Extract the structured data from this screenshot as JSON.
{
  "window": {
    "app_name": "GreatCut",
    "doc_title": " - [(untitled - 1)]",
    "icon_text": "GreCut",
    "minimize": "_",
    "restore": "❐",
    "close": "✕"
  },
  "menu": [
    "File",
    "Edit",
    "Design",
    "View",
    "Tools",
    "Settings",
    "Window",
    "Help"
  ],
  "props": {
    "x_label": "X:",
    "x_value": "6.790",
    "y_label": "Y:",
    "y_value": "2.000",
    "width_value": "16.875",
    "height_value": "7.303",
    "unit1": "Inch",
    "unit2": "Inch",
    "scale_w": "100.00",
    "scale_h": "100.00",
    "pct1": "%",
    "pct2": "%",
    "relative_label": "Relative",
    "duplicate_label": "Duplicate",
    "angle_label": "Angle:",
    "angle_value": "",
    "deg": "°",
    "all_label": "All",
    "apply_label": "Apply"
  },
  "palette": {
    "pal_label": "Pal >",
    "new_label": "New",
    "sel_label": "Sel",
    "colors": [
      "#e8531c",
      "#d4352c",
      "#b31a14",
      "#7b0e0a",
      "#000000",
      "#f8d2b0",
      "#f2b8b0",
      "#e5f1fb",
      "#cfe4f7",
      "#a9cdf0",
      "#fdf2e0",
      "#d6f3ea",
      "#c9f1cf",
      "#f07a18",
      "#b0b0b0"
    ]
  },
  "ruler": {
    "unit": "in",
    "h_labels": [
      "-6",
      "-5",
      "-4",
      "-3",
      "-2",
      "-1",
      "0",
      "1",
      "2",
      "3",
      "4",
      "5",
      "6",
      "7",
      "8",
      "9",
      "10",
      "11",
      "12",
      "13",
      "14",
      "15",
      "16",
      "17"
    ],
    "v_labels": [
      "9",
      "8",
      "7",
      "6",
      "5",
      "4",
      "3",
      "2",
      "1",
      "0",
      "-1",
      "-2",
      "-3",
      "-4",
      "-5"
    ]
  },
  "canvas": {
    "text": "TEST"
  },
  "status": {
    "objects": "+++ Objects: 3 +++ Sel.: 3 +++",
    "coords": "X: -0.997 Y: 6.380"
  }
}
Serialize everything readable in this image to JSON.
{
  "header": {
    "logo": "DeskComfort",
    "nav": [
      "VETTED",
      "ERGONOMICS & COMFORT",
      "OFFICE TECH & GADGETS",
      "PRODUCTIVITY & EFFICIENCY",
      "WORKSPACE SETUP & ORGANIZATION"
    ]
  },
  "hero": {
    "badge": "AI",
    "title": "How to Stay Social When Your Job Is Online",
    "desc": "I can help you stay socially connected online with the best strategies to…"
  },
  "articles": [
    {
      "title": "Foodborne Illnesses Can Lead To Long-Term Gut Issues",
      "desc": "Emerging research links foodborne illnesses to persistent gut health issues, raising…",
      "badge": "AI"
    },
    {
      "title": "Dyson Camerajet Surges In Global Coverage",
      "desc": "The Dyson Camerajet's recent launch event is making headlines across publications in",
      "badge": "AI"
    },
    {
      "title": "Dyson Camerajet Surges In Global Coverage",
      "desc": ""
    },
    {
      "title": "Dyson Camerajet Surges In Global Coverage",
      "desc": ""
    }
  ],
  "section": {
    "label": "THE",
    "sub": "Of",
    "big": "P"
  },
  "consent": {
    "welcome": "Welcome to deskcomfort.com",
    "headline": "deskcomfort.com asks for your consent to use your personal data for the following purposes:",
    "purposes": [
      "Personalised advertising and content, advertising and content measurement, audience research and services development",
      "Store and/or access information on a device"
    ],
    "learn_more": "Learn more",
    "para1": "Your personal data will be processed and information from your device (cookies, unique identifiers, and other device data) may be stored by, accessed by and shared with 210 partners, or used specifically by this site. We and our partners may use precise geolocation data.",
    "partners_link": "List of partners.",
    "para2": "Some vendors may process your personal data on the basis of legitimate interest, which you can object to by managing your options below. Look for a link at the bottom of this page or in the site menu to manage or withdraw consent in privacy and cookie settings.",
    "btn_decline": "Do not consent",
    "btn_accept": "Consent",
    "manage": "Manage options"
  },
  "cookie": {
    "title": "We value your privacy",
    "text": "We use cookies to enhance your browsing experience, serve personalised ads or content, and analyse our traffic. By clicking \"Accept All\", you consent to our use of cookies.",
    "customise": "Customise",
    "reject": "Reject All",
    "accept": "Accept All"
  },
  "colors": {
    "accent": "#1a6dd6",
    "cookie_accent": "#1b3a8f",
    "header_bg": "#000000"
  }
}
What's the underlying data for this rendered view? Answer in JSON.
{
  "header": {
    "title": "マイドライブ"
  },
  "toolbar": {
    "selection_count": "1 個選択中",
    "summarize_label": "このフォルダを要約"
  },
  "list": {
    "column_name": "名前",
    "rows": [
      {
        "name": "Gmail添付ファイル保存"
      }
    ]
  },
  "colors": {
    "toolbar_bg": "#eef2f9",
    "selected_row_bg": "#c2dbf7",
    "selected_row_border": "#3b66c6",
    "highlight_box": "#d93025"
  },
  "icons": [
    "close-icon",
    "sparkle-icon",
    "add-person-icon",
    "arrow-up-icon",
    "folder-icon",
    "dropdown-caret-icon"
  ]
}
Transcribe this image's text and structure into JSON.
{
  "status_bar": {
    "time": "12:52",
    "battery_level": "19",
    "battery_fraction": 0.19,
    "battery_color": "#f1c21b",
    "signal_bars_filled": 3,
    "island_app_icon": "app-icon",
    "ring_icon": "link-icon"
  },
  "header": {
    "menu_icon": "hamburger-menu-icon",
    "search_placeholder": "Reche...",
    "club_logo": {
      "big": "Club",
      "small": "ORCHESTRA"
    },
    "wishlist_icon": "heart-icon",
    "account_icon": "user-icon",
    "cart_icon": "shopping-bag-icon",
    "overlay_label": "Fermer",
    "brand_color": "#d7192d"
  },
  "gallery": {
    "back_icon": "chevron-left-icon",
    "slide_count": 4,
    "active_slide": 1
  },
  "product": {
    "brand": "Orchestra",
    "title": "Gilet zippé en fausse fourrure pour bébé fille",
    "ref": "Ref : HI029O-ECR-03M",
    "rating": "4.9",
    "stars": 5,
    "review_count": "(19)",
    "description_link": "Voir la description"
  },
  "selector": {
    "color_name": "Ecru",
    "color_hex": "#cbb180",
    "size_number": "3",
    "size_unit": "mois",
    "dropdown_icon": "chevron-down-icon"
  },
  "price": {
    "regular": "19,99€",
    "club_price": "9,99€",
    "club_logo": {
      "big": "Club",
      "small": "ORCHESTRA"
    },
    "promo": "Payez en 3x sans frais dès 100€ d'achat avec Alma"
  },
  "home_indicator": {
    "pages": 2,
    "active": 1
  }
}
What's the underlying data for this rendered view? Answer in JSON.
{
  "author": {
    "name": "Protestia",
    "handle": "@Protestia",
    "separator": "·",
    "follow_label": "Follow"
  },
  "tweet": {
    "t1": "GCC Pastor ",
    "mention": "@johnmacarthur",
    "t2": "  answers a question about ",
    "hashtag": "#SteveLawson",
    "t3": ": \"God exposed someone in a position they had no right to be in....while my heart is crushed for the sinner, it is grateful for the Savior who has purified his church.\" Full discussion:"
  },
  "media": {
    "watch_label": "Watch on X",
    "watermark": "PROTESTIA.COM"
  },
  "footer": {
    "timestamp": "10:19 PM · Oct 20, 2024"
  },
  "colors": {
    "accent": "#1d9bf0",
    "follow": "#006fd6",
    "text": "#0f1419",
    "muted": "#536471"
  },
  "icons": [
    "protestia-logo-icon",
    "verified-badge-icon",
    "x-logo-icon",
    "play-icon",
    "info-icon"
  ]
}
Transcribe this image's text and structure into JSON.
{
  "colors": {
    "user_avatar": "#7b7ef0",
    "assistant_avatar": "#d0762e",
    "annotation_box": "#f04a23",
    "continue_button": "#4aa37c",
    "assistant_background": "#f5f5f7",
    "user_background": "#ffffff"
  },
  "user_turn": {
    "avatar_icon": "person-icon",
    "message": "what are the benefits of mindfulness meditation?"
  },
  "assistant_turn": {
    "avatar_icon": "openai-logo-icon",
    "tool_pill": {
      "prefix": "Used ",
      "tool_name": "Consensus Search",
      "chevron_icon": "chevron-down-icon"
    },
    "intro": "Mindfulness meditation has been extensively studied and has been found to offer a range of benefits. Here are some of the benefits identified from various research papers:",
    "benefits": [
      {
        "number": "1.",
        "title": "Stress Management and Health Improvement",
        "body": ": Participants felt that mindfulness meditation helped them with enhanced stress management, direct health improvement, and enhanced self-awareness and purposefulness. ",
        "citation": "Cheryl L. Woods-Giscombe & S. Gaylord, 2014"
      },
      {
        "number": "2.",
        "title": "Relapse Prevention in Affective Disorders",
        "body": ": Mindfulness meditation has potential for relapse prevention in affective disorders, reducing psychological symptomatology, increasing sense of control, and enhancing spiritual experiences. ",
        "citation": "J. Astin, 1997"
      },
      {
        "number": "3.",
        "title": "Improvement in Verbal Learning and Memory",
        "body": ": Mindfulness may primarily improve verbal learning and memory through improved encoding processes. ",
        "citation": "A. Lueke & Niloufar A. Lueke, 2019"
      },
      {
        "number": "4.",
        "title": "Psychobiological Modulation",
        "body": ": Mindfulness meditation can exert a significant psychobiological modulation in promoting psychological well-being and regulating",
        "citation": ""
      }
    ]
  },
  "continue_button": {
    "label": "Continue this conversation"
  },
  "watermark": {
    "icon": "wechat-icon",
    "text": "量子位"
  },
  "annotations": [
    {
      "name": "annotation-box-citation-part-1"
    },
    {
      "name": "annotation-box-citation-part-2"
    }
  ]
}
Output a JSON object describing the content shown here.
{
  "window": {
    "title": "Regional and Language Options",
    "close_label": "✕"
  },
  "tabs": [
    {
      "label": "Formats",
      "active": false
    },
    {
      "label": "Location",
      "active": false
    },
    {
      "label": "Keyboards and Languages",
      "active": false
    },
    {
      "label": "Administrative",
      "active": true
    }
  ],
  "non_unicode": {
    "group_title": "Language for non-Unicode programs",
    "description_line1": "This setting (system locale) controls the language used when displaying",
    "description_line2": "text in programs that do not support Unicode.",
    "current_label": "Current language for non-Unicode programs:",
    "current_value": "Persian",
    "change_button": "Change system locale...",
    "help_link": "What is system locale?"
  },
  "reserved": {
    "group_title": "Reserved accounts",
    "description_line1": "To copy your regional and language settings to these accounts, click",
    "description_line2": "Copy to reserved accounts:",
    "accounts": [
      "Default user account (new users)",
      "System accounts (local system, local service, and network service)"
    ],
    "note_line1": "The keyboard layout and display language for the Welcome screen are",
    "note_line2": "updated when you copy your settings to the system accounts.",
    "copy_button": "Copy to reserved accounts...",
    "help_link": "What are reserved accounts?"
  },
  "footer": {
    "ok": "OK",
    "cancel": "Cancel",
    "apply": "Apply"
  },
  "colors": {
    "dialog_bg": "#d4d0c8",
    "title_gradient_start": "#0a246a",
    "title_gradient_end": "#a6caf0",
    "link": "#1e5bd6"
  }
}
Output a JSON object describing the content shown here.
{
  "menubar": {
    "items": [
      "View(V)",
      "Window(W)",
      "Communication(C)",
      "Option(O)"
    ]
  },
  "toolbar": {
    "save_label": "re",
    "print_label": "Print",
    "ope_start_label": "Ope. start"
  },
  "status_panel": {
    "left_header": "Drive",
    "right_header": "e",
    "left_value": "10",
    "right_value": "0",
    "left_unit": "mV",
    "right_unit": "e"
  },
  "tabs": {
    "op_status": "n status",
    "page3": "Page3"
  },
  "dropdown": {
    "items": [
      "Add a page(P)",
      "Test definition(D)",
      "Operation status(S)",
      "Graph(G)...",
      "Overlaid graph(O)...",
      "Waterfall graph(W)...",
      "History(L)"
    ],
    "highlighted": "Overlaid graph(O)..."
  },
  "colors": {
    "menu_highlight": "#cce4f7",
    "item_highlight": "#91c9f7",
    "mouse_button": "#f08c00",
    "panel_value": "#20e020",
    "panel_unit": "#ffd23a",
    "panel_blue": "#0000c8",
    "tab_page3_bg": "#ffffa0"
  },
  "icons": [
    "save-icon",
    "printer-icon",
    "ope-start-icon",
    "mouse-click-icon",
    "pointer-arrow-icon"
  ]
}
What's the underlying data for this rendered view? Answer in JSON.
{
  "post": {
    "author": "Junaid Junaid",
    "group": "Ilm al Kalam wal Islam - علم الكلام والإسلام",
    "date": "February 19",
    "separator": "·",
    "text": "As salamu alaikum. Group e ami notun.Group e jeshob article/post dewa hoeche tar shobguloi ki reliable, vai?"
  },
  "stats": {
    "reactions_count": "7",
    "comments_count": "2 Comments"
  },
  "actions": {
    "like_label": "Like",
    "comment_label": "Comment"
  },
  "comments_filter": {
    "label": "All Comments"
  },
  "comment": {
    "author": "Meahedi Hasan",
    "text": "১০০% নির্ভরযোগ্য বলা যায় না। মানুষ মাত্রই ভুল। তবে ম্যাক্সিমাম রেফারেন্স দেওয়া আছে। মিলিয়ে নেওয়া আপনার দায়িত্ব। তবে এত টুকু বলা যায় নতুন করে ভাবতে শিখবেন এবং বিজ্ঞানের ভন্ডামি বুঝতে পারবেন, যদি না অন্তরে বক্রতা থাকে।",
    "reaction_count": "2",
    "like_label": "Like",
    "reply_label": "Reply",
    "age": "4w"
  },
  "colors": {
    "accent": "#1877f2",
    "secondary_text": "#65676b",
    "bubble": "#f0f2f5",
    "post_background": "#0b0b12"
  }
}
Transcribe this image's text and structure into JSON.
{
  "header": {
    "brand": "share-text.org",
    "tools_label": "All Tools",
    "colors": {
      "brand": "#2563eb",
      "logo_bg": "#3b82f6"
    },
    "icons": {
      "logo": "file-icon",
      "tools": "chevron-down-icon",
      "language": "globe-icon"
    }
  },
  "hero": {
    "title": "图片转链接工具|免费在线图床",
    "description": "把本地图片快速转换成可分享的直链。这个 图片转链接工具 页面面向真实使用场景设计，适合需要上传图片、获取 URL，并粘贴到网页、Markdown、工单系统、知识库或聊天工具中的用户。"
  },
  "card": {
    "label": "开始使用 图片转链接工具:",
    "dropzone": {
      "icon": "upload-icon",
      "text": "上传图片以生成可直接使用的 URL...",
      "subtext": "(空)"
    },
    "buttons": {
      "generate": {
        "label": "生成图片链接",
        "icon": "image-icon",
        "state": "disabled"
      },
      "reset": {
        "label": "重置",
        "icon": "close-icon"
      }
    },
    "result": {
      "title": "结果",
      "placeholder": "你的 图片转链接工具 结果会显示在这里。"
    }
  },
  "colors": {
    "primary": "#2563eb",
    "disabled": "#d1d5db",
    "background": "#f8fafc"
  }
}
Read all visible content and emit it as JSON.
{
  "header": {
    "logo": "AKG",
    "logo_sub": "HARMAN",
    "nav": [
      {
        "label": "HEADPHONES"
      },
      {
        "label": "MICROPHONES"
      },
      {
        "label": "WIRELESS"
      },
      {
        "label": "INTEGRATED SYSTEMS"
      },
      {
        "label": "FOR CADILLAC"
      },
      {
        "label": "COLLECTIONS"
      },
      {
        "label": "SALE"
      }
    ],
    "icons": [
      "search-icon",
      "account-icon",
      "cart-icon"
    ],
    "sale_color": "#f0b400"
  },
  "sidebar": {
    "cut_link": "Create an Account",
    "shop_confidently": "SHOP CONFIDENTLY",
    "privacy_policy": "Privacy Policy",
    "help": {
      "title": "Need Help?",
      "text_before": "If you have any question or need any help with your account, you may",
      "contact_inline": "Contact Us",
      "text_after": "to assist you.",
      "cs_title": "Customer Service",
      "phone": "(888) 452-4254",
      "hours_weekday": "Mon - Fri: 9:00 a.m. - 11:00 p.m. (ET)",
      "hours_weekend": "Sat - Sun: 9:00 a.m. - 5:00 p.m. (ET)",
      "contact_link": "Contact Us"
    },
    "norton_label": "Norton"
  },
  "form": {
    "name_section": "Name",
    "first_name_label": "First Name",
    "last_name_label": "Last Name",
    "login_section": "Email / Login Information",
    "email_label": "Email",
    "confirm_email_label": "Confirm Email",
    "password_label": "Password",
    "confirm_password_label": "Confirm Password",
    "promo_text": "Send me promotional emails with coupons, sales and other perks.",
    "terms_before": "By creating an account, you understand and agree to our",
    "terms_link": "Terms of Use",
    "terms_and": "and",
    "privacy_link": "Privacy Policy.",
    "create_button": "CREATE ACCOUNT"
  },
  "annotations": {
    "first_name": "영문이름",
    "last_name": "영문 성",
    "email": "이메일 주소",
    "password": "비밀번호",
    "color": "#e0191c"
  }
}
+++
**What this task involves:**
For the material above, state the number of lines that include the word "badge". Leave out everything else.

**Response area:**
4